First, we have the acquirer Digital Diagnostics with diagnostic products for diabetic retinopathy – a diabetes complication that damages light-sensitive tissue in the retina (the back of the eye). If left untreated, it may cause mild vision problems and blindness in extreme cases↗. Retinal imaging using a fundus camera (a low-powered microscope with a camera) and manual interpretation by an ophthalmologist is a widely accepted screening method for this disease↗. Digital Diagnostics is developing AI systems for the grading and detection of diabetic retinopathy in fundus photographs. In 2017, Digital Diagnostics ran the first clinical trial for an autonomous medical AI system↗↗, and a year later its product received FDA clearance making it the first device authorized for fundus image screening without the need for an ophthalmologist – essentially making it usable by healthcare providers who may not be involved in eye care↗.

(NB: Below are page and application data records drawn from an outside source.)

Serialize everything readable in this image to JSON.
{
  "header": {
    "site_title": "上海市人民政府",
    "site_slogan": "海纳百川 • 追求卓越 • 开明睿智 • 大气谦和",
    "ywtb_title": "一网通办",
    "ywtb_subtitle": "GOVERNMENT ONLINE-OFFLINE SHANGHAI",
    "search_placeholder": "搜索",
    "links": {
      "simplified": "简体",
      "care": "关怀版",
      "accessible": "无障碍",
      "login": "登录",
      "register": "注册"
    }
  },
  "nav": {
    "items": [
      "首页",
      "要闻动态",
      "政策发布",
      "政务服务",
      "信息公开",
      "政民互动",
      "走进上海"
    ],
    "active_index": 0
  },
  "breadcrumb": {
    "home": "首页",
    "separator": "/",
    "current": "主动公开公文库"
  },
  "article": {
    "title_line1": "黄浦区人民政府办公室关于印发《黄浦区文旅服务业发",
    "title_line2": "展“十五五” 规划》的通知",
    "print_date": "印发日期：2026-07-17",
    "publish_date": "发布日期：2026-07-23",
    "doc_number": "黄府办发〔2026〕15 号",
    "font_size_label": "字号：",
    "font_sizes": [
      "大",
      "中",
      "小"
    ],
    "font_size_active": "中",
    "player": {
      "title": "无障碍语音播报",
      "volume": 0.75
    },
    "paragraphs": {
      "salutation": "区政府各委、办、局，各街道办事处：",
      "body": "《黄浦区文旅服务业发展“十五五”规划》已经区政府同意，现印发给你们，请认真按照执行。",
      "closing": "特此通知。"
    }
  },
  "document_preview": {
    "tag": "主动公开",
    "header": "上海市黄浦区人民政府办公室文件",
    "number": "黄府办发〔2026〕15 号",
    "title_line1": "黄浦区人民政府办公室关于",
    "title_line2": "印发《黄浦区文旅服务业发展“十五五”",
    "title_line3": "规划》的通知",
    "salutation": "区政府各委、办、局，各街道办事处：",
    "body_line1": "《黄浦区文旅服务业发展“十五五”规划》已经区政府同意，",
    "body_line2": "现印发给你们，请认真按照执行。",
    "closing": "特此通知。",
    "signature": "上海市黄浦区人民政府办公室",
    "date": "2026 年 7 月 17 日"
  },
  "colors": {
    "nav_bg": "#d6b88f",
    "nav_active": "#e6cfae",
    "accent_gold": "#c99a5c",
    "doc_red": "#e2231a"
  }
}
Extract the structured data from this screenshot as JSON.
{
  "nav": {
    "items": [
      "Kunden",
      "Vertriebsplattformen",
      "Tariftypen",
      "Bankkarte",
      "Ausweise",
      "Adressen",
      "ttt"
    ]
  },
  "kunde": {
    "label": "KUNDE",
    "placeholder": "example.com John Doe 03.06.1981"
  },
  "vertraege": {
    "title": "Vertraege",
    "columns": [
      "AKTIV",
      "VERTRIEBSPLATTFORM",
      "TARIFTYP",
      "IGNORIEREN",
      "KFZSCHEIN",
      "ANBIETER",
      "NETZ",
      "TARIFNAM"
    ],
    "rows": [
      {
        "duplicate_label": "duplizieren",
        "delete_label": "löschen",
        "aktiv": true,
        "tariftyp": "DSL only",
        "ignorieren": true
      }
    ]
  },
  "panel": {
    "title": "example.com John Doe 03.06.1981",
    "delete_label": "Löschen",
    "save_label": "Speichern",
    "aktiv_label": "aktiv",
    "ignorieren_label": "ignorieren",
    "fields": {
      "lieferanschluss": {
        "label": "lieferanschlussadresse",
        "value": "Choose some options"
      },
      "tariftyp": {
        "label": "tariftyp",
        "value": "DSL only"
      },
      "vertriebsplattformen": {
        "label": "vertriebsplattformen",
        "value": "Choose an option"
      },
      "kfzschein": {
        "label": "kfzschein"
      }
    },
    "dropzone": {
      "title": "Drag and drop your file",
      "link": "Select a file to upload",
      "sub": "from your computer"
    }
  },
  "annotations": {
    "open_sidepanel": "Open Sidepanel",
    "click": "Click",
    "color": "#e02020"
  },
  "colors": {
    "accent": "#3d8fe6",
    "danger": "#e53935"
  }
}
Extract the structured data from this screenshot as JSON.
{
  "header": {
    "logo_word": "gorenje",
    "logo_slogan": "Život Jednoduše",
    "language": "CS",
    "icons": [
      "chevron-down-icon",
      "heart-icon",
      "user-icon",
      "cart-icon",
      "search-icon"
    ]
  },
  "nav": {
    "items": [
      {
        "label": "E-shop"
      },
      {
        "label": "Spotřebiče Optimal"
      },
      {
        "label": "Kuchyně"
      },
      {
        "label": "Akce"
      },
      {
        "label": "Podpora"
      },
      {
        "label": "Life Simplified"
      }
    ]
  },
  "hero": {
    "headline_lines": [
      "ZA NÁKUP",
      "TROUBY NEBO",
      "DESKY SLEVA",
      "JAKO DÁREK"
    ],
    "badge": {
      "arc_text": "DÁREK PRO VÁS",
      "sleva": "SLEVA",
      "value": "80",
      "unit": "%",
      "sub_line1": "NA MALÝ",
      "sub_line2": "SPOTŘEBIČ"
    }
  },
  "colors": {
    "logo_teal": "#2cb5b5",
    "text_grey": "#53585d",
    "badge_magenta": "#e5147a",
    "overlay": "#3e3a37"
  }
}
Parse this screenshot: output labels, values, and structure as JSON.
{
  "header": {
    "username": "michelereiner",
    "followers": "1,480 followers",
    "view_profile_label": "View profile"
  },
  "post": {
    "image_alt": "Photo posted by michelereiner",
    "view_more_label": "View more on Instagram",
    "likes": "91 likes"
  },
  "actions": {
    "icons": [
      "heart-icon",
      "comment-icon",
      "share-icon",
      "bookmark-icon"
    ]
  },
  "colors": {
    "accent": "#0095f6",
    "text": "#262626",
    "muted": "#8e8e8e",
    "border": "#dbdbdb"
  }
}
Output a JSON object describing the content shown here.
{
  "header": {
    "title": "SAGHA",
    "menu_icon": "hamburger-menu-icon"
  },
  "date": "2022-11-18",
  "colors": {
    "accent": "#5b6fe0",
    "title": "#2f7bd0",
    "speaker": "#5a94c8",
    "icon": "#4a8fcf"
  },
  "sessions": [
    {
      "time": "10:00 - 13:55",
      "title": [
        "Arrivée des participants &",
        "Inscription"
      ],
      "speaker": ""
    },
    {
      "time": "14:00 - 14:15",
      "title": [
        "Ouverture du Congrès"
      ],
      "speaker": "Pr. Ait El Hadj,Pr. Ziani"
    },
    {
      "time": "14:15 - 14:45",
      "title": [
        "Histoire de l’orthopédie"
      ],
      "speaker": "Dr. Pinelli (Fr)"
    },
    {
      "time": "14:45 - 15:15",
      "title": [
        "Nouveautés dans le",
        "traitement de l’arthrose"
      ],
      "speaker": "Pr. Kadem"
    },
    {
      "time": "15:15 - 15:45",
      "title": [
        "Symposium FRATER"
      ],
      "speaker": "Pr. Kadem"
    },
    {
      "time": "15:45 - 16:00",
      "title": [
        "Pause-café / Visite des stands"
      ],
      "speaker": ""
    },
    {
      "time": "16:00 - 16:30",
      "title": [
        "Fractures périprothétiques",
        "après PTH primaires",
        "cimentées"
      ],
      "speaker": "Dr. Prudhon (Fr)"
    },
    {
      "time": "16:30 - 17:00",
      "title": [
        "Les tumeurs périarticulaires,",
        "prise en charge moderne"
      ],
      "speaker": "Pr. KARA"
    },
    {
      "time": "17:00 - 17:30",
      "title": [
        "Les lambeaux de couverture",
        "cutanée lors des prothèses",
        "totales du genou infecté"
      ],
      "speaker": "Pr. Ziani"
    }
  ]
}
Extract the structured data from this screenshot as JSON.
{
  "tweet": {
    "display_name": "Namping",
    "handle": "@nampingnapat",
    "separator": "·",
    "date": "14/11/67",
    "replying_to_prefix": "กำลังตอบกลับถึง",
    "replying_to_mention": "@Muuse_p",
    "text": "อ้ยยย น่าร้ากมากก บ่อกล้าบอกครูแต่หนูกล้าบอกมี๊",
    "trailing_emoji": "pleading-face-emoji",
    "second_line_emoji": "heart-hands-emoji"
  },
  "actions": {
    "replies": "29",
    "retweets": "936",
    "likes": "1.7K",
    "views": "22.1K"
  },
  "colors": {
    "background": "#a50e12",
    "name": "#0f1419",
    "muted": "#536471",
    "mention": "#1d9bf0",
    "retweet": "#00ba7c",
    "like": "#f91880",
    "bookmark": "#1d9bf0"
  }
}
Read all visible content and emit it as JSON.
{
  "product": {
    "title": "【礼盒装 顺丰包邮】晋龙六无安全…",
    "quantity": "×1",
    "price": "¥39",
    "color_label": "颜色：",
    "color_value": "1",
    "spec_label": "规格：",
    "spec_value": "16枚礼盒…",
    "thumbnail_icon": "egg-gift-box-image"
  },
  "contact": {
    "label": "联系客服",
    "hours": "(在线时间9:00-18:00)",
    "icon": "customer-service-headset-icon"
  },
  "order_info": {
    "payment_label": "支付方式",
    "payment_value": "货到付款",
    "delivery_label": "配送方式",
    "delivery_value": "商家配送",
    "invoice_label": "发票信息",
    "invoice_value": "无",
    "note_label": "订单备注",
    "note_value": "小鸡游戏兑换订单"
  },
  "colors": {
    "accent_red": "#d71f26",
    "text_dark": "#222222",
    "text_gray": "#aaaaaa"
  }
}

The acquiree, 3Derm, is developing diagnostic products for skin diseases ranging from common rashes to severe infections and skin cancer. Diagnosis of these types of diseases is often carried out initially through visual inspection with potential followup biopsy and pathological examination. Given that the average wait time to see a dermatologist in the US is 28 days↗, teledermatology has grown in popularity as a cost-effective and reliable means for dermatology care delivery↗. This involves photographic imaging of suspicious skin findings for almost instantaneous interpretation by remote experts. 3Derm provides teledermatology services through skin imaging hardware and automated diagnostic products. They’ve participated in multiple pilot programs↗ and clinical efficacy studies↗↗, and earlier this year, a 3Derm product for autonomously detecting different types of skin cancer became the first AI device in dermatology to receive the FDA “breakthrough Device designation”. This designation is a fast-track regulatory pathway for devices that demonstrate more effective diagnosis for life-threatening and irreversibly debilitating diseases↗.
Top: Two fundus photographs. The left image is healthy while the right image shows signs of diabetic retinopathy. Bottom: Two epidermal lesion images. The left image is benign while the right image is malignant. Sources: ocutech.com & nature.com
These two startups share multiple aspects. Both are in the diagnostic space where interpretation by a specialist is required. From a machine learning perspective, both problems addressed may be formulated as a classification problem where a fundus photograph or an image of a suspicious mole can be classified into either negative or positive for a given disease. At their core, both AI applications are likely to utilize similar convolutional neural networks (CNNs) – a class of deep learning algorithms↗ – to perform this classification. Additionally, both products are primarily targeted for use in primary care where they may help triage patients and identify those who would benefit the most from a referral to specialists. Finally, the data used by both are also similar: two dimensional images captured by devices that come in handheld mobile variants and require minimal operator skill – making them ideal for non-specialist primary care settings. Perhaps the most interesting commonality between them: both were founded prior to the 2012 resurrection of research in neural networks and the popularization of deep learning. To understand how this head start has helped them capitalize on the technology, let’s explore what changed back then.